═════ INPUT
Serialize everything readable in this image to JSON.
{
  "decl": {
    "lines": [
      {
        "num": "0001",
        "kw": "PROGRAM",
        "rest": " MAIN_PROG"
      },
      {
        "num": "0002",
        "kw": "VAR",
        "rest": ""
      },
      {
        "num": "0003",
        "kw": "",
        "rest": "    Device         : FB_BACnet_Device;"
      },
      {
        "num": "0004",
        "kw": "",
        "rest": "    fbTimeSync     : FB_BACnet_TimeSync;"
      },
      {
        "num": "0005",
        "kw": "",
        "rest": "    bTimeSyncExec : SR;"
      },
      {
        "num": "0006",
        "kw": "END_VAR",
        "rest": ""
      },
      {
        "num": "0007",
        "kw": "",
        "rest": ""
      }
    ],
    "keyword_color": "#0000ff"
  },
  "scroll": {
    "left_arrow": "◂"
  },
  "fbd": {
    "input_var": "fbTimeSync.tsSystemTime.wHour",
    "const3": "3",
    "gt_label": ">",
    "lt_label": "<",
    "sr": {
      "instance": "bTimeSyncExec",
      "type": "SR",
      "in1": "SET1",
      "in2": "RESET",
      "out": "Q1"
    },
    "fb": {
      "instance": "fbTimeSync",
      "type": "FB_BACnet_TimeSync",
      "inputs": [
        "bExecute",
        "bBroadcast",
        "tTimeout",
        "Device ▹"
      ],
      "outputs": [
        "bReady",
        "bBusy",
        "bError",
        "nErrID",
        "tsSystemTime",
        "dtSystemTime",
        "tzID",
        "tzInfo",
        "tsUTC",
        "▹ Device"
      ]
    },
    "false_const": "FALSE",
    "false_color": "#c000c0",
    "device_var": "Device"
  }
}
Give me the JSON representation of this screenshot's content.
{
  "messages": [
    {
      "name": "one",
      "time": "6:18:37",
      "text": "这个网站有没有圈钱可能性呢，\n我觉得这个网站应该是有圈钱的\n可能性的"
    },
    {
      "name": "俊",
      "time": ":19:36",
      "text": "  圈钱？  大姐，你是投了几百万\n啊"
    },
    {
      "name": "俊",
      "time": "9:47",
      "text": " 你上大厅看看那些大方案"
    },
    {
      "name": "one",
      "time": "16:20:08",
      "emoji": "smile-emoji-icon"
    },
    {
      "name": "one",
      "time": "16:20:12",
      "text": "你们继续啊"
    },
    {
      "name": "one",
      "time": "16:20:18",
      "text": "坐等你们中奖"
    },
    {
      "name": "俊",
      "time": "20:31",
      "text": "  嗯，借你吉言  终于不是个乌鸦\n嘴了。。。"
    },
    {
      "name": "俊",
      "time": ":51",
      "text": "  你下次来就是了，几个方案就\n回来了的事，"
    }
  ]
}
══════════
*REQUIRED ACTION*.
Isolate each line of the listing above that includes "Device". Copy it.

*RESULT*.
        "rest": "    Device         : FB_BACnet_Device;"
        "Device ▹"
        "▹ Device"
    "device_var": "Device"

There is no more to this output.